Again, during the New Delhi Siamsinpawlpi, Joint Headquarters conference in October 14, 2006, and in collaboration with the ZHRF, Delhi Cell, a request was again made to Mr. Oscar Fernandez, MOS (Labour) who had graced the conference as Chief Guest for his office to look into the case.
Though the exact dates are not available, it is learnt that as soon as the Indian Embassy in Yangon received directions from the MEA Hqs. in New Delhi, Mr. Raj Srivastava, First Secretary immediately requested the Myanmarese authorities for consular access of the prisoners and had a meeting with them.
Diplomatic talks continued.
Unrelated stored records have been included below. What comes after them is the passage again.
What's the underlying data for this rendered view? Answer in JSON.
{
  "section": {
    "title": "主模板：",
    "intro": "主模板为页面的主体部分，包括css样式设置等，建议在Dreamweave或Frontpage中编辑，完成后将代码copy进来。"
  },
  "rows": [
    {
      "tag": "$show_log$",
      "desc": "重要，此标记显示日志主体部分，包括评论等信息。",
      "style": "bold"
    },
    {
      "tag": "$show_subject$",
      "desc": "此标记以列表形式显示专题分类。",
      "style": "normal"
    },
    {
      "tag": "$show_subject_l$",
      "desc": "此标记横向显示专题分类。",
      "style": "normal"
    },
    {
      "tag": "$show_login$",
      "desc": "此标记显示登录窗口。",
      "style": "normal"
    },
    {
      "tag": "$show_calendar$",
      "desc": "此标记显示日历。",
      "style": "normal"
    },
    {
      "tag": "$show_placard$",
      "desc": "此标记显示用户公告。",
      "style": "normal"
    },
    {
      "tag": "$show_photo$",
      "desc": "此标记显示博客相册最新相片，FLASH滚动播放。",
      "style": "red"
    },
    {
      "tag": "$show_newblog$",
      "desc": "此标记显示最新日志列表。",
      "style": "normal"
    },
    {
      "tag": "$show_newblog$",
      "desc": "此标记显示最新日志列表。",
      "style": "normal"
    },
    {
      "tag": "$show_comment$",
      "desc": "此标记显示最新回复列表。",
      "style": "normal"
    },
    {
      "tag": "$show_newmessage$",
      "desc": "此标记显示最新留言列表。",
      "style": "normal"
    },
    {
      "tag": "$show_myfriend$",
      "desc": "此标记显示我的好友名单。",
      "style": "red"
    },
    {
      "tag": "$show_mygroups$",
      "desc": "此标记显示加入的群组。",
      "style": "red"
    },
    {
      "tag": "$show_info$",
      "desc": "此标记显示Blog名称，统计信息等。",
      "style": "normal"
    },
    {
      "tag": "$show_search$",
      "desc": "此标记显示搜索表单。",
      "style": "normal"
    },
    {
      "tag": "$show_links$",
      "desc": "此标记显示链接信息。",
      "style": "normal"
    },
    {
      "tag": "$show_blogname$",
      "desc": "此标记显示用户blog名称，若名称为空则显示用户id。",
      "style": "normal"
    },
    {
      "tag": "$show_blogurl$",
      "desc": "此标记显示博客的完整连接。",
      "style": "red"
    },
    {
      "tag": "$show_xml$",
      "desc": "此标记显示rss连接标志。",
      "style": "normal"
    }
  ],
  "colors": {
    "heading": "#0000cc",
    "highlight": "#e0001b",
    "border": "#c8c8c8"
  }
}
And the prisoners were eventually released on the 30th October, 2006.
III. The Sigh of Relief
After their released, Ambassador Mitra expressed his relief at the safe release of the prisoners, especially after being convicted, since he was well aware of incidents where people arrested by the Myanmarese Army on similar charges being shot.
And it maybe worth mentioning that while the Myanmar authorities arrested these poor villagers for violating their laws, which they have every right to – the Government of India did not just forsake – their (law breaking) citizens – to rot high and dry in a foreign jail – but did everything to secure their freedom and moved things at the highest level.
With years of experience as a diplomat spanning the globe, from Canada to Cyprus to North Korea, Mr. NT Khankhup chose to only modestly advise – “If you have or face any problems in a foreign country, you should immediately contact the nearest Indian Embassy or the Ministry of External Affairs.”
Mr. Charenamei suggested that if the leaders of the area, and the Zomis in particular were to come up with a concrete proposal for a policy that can be applied effectively along those areas, where either side of the border is inhabited by the same ethnic Zo people, he would be only too willing to take up the proposal earnestly with the concerned authorities.
Now, that’s a point worth heeding.